Here we have a single barrel Canadian Rye, that spent 13 years in Canada and additional 3 years of aging in Michigan, totaling 16 years old. A single cask pick by Prav Saraff he seems to prefer woodier palate profiles. Lets try it… On the nose, cologne and wood, reasonably dry. The dryness continues on the palate, for being colored like dried grass this is very woody almost to the point of being slightly bitter at full proof. The alcohol is quite strong too with little to hide behind in terms of profile. Water opens it up quite a bit and scales the bitter notes back to make this reasonably pleasant, if still woody, malted rye profile with relevant sweetness and bread notes. Still on the lighter side of the rye spectrum for sure this doesn’t overwhelm anymore after some H2O. Don’t be afraid to add water to it… at full proof it’s not quite there but it is quite decent after being watered down. Not my favorite by any means, this is reasonably drinkable and enjoyable on the woody-light side of rye flavors, but perhaps still too bitter for some.
Score: C+

Smooth Ambler Old Scout 4 Year Old Indiana Rye, 58.9%
A SAOS single cask MPG rye from 2020… As with SAOS bourbon picks in 2020 these are going to be mostly on the spicy-lighter side of things. On the nose woody eucalyptus and rye bread notes with some alcohol coming through. The palate as expected, MGP spicy, woody and bready a little bit. After repeated sips the palate becomes slightly bitter with rye sweetness fighting with woody bitterness. At the same time, the wood isn’t actually that prominent aside from the primary palate notes. Aftertaste is a bit sour-bitter with more rye and woody flavors of medium length but fades pretty fast into secondary and tertiary pleasant aftertaste notes. Adding water and making it sit for a few minutes… The palate sweetness and bitterness snap into place with additional subtle and interesting rye flavors coming out. Water is yet again recommended as seems to be a case for a lot of higher proof ryes.
Score: B (/w water)

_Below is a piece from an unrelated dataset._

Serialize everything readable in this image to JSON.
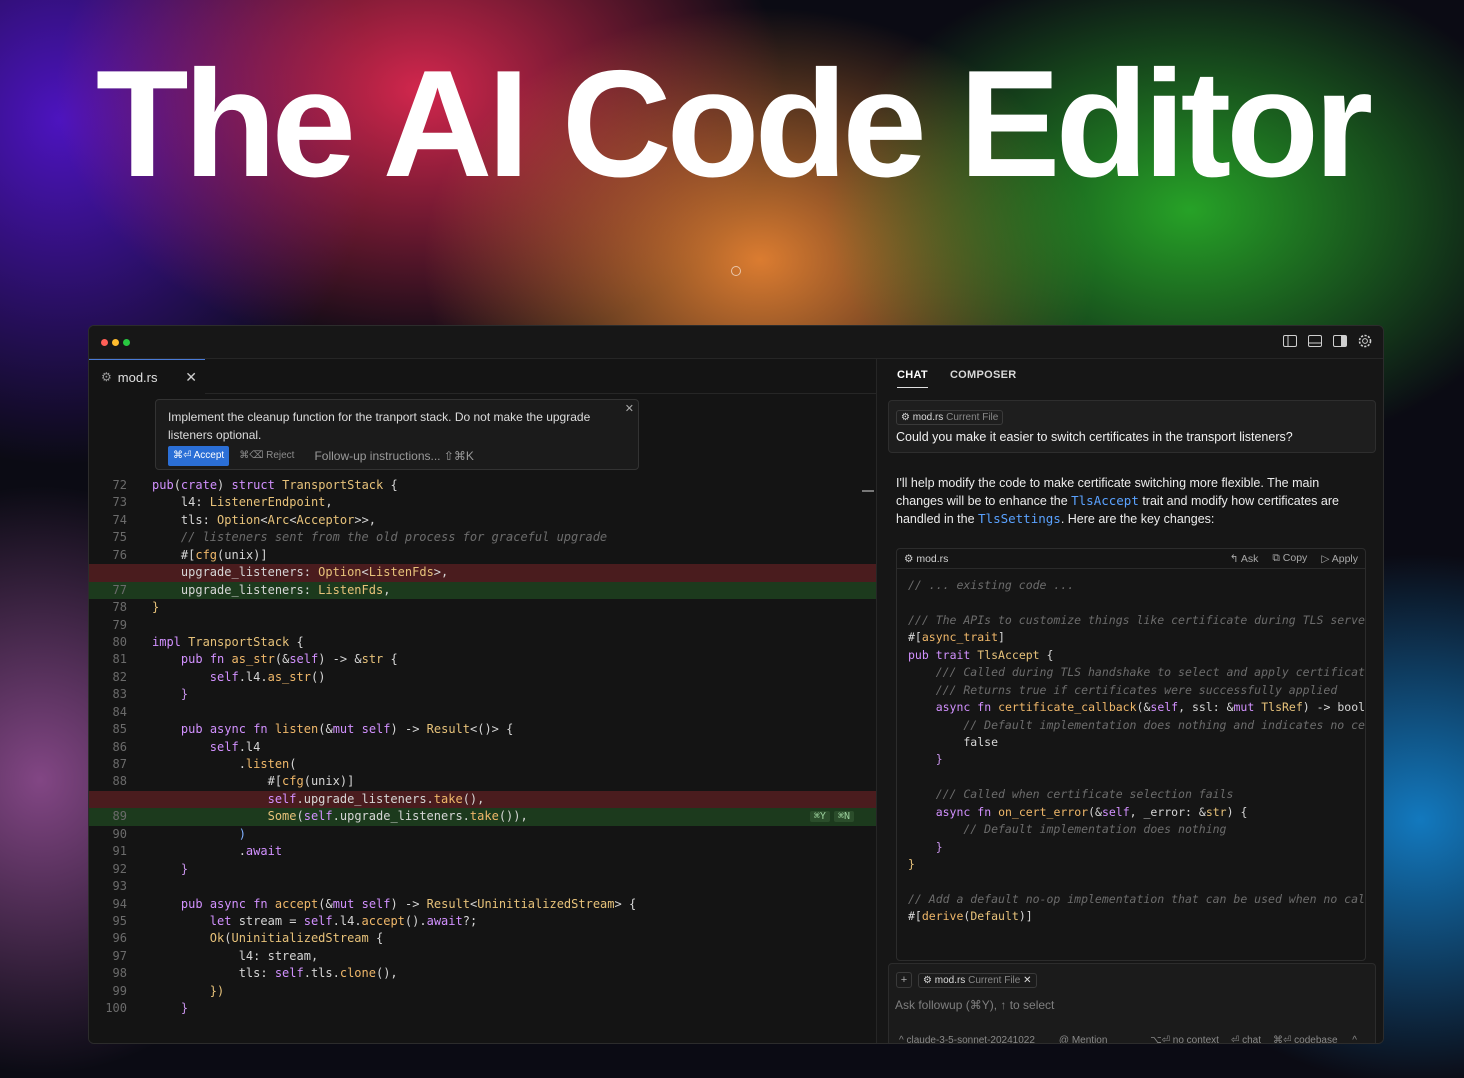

Thomas H. Handy Rye 2020, BTAC, 64.5%
A little treat to myself in a second BTAC sample I’ve ever had, and this time it is a rye. The nose is supremely deep, like walking through a forest or a bread bakery and among the best I’ve encountered. Lots of woody, earthy notes together with rye breadiness with some yeasty salinity… Anyways, nose is complex and I can spend a long time sniffing this. It doesn’t get better than this in bourbon/rye land. The palate is fiery, with cinnamon, light cherry, and wood dominating. Amazing aftertaste that cascades down for a long time into sweet caramel, nutty, woody, warm deliciousness. With a tiny bit of water to tone down the fire… It is now an overwhelming and reasonably balanced flavor bomb. Almost approaching Beam stuff on the cinnamon side of things this is … delicious overall, although slightly too woody for me. Right on the edge of perfect marks this is just a smidge off perfection. Interestly enough, tasted blind, it’s really hard to call this out as a rye as it tastes more like a high rye bourbon instead… If you have a chance to taste or buy a bottle of it at any reasonable price it is totally worth it. On the secondary pricing, as is the case with every BTAC, it is a non-starter at anything above $300 or so. Flavor intensity and depth are top-tier but there’s only so much performance that can be had out of a single bottle. BTAC bottles’ secondary prices are primarily for the prestige of having them rather than the actual value.
Score: A- (At any reasonable price)

Scoring Breakdown: https://www.aerin.or … age=scores_breakdown